posted on March 28, 2008 17:38
While everyone in England has been chattering about Madame Sarkozy, here in Paris all the talk is about a different female pop star and pin-up.
The big music news in France isn't the Teenagers album or summer festival line-ups. No, word on the boulevard is about two 2009 stadium shows by France's biggest female singing star, Mylène Farmer (right). The Quebec-born singer is often referred to as the French Madonna, for reasons that will become apparent as you read on.
We don't need to spend much time discussing her art: it's bland Pet Shop Boys/Dido-esque synth-pop that hasn't changed much since she started selling millions of units in the mid-'80s. Apart from her music, though, Farmer is a highly entertaining character whose story includes controversy, tragedy and mass hysteria. In other words, a proper pop star.
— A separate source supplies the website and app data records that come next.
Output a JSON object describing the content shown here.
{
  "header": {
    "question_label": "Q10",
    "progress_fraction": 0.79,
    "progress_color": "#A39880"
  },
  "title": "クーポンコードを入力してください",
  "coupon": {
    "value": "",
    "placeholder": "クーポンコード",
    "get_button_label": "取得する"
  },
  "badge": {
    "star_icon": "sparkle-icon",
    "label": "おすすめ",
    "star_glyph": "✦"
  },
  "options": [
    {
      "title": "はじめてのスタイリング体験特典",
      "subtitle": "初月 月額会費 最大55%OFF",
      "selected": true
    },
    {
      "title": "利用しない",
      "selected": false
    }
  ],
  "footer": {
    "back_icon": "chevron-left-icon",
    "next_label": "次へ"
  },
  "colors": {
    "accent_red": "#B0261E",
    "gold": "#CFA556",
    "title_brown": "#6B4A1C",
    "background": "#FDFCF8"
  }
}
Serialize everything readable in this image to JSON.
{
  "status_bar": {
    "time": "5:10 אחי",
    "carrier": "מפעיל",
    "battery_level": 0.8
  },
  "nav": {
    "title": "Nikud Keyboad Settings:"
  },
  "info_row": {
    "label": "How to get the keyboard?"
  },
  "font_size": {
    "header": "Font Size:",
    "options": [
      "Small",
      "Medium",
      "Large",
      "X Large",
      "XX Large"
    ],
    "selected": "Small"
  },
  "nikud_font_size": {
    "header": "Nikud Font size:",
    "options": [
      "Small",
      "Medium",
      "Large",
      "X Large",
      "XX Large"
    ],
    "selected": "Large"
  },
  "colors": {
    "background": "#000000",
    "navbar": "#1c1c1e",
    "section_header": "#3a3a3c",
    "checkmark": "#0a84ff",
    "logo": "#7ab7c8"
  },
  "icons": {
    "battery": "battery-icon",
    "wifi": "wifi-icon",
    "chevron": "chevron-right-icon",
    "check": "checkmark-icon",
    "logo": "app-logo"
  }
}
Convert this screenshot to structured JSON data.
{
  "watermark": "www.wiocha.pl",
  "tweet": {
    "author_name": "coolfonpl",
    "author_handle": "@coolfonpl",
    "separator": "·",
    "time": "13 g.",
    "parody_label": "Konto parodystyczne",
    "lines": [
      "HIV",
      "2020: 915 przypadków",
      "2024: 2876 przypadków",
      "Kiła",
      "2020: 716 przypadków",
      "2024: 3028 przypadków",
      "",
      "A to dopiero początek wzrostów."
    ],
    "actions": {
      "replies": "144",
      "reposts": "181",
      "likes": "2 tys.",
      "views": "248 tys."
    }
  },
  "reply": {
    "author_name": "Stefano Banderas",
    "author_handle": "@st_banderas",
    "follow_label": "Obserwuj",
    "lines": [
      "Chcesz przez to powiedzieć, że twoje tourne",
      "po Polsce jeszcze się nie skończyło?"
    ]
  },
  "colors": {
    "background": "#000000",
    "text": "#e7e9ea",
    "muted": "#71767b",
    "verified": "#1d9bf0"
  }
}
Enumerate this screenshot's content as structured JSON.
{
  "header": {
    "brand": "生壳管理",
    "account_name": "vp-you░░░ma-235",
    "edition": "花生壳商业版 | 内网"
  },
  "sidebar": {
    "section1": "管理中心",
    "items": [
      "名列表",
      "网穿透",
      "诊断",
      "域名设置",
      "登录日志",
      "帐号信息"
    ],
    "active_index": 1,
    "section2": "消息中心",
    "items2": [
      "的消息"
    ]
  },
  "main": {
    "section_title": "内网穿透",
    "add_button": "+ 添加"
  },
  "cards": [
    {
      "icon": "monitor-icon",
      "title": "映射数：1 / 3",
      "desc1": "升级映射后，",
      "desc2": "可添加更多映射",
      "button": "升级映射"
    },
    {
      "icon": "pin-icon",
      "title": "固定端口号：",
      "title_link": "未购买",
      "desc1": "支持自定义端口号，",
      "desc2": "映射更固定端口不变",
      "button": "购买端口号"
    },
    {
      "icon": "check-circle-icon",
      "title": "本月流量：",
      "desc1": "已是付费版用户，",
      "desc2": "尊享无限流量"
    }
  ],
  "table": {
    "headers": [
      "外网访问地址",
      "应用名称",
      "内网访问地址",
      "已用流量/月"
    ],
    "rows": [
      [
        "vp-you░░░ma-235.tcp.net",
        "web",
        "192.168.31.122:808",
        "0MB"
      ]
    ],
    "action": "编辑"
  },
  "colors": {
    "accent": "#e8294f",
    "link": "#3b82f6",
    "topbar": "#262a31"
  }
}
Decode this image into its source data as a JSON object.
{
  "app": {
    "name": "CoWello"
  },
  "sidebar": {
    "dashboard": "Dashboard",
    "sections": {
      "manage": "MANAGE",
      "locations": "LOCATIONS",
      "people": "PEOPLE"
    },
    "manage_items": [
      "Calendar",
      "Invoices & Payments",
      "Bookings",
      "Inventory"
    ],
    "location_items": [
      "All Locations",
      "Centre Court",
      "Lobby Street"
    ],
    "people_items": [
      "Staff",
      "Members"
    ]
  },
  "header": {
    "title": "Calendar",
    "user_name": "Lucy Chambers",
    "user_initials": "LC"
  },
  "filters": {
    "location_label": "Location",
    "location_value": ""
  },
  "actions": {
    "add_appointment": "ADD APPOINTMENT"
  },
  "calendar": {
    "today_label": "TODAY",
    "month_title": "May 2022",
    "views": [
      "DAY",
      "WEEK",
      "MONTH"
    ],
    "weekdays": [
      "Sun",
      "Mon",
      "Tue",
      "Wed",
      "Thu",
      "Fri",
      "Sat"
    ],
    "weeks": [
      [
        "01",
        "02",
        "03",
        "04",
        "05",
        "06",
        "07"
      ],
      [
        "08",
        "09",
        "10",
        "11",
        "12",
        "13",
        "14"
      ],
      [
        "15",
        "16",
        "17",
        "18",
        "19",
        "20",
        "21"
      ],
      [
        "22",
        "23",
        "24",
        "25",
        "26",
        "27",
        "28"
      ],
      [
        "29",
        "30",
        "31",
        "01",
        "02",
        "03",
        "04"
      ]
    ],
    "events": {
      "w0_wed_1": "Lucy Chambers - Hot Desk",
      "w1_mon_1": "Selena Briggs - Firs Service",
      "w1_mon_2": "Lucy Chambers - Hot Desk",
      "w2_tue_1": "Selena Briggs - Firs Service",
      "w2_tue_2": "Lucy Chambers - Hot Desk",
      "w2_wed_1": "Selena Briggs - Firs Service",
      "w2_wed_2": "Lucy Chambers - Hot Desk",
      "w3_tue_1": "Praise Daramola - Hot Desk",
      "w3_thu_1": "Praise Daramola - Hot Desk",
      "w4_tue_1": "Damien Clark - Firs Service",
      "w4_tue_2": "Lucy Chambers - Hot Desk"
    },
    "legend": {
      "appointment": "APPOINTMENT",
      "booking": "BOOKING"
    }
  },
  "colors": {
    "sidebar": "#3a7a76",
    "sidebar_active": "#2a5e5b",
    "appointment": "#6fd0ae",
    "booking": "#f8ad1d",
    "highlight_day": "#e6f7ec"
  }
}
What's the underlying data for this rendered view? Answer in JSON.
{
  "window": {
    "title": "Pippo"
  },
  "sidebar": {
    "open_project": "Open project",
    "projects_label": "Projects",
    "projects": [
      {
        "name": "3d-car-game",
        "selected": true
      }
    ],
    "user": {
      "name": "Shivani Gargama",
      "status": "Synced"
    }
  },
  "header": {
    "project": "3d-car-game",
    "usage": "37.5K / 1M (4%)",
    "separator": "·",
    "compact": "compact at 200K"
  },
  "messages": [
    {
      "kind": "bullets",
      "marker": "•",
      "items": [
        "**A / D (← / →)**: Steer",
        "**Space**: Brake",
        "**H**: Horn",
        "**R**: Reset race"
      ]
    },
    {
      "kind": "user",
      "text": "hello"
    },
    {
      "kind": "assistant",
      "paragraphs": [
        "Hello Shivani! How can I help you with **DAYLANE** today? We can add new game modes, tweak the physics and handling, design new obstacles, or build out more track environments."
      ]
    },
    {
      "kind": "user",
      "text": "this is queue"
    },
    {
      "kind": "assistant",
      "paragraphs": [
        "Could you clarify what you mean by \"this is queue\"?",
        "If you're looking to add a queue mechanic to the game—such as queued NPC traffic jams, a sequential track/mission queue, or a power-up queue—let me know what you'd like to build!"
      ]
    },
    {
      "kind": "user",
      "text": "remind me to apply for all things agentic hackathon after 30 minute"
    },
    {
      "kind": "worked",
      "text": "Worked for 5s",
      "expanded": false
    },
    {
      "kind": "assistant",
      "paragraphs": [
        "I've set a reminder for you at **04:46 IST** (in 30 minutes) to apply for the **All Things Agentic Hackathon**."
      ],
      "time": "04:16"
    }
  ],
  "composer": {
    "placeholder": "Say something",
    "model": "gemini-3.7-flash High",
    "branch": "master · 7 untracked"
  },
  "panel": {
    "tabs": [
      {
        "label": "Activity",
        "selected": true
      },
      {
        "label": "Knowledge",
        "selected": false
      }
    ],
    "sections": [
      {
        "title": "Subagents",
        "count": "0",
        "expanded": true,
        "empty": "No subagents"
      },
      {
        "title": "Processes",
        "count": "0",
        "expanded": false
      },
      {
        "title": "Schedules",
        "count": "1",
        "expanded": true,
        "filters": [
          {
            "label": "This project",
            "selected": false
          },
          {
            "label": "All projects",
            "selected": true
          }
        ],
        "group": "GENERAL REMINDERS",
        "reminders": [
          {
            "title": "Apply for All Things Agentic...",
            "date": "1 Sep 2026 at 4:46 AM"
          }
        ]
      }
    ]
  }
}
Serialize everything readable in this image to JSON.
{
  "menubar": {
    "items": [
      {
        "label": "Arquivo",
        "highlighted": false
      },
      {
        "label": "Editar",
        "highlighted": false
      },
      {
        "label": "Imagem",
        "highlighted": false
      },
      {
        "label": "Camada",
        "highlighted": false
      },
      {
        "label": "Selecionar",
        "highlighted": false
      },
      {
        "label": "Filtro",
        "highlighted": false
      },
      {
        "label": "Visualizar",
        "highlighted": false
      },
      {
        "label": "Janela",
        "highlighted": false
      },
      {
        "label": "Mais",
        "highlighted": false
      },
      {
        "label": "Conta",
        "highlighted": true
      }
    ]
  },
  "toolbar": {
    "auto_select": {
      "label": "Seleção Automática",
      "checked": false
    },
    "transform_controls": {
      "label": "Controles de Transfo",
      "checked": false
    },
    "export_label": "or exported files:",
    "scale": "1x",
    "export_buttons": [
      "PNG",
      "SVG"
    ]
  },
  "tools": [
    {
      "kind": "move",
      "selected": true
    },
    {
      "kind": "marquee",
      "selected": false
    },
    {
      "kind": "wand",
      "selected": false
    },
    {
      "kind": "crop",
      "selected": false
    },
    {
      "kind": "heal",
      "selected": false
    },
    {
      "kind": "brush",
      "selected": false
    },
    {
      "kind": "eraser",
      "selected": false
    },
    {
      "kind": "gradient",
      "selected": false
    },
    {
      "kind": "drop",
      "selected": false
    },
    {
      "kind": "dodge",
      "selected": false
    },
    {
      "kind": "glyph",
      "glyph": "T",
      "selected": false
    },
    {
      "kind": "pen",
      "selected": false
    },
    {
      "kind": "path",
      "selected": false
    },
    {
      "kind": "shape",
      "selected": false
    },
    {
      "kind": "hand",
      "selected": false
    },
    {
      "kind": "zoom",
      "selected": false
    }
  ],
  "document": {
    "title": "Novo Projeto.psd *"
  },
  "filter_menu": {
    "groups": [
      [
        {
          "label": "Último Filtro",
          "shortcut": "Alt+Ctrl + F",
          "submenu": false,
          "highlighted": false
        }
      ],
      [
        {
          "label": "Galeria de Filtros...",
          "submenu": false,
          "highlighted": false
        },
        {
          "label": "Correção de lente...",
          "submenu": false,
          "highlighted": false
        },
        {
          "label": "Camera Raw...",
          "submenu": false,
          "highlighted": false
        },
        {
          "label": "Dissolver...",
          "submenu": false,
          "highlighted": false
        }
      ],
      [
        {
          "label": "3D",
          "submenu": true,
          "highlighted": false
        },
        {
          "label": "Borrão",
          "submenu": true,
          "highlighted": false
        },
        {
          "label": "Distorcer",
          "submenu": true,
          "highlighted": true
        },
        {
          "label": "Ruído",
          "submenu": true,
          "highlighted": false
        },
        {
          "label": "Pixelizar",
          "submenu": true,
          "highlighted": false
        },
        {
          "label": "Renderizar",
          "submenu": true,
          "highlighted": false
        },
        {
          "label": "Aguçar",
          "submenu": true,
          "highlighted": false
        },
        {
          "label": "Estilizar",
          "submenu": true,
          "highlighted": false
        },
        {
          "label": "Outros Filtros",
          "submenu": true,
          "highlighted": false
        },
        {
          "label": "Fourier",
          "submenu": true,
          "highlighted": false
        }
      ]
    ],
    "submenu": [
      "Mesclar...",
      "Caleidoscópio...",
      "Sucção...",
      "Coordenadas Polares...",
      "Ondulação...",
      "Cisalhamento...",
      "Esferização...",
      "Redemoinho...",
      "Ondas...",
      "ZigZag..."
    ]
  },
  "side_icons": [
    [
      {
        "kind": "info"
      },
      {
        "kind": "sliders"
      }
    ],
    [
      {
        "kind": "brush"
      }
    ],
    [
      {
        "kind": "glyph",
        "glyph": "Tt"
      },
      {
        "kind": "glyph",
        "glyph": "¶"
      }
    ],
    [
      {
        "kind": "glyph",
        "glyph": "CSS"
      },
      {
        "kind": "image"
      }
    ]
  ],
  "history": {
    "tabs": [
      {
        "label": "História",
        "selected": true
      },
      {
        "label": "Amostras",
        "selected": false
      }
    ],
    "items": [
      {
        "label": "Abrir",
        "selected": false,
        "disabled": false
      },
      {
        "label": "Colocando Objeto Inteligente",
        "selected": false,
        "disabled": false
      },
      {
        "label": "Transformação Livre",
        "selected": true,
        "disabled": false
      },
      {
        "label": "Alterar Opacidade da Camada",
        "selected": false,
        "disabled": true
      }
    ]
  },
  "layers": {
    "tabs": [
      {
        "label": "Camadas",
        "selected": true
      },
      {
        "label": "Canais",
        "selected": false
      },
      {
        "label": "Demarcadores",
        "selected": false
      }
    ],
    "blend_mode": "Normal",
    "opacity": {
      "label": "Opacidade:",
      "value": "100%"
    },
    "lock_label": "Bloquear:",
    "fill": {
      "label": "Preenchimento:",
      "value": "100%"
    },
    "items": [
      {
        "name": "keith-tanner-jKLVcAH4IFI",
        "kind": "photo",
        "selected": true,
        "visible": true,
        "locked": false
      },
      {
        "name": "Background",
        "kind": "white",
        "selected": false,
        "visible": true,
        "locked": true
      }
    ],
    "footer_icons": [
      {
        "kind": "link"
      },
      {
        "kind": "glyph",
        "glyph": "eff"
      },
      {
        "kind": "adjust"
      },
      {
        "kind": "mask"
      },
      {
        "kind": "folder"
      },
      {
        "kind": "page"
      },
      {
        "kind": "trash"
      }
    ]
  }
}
Born near Montreal in 1961, Mylène Gautier changed her surname to that of Frances Farmer, the American actress today remembered only for her psychiatric problems. Moving to France as a child, young Mylène moved from modelling to acting before meeting her future partner Laurent Boutonnat, who kickstarted her musical career by co-writing her singles and directing her videos.
As was the vogue in the '80s, Farmer's videos were epic productions, usually Barry Lyndon-esque costume dramas of over ten minutes. Costumes were often optional, however. The promo for 'Libertine' features what is considered to be the first full-frontal nude video appearance by a pop star. In a more recent video, 'L'Amour N'est Rien', she performs a complete strip-tease. Another video, for 'Je Te Rends Ton Amour', features Farmer as a blind woman raped and crucified in a church. And controversial film-maker Abel Ferrera directed the video for 'California', with Farmer playing a prostitute who murders her pimp.
The songs were just as provocative, often with sexual references or Lolita-esque characters. Farmer's shock-value and saucy image fuelled her incredible success - to date she has sold over 25 million albums worldwide.
Being a scantily-clad pop star meant that Farmer inevitably attracted stalkers. In 1991 one deranged fan arrived at her record company's Paris offices, demanding to see her. On being told that Farmer was not there, the man produced a gun and held the staff hostage. The situation ended tragically, with the stalker killing a receptionist before shooting himself dead.
The incident persuaded Farmer to move to California and live in near-reclusion. Her subsequent career has been conducted with minimum public appearances; typically, one press conference or interview per album or tour. This has only served to intensify the hysteria and speculation surrounding her.
Farmer is back in the news this week, with the announcement of 2 concerts at the Stade de France in Paris in September 2009 (yes, a year and a half from now). With depressing predictability, the posters (left) that are now plastered all over the Paris metro have raised some controversy.
They depict Farmer sprawled in a car park - according to some critics, suggesting that she has been either run over by a car, raped or has fallen from a height. Seeing the poster for ourselves, those are debatable interpretations - but once again Farmer has generated massive publicity for herself by doing very little.
So, for the most part Farmer's records are nothing worth hearing. There's one exception - we've already featured a fantastic single called 'Moi Lolita' (a predictably 'shocking' Farmer title) that she wrote for her protegé, a teen singer called Alizée. The 2001 single was a Top Ten hit in the UK and received plenty of daytime airplay in Ireland. Apart from the dubious lyrics, it's a brilliant piece of disco-pop.
Here's one of the rare not-awful Farmer songs, accompanied by an even rarer video where Farmer keeps her clothes on (the snow-covered setting was probably a factor there). As if to compensate for the lack of nudity, this 2005 song is heavy on the curse-words. It's called 'F*** Them All' and in France there were no asterisks or bleeps. The song is in French except for the chorus (the title, shouted) and a venomous English middle section. Imagine our thrill at hearing this on Saturday-morning kids TV: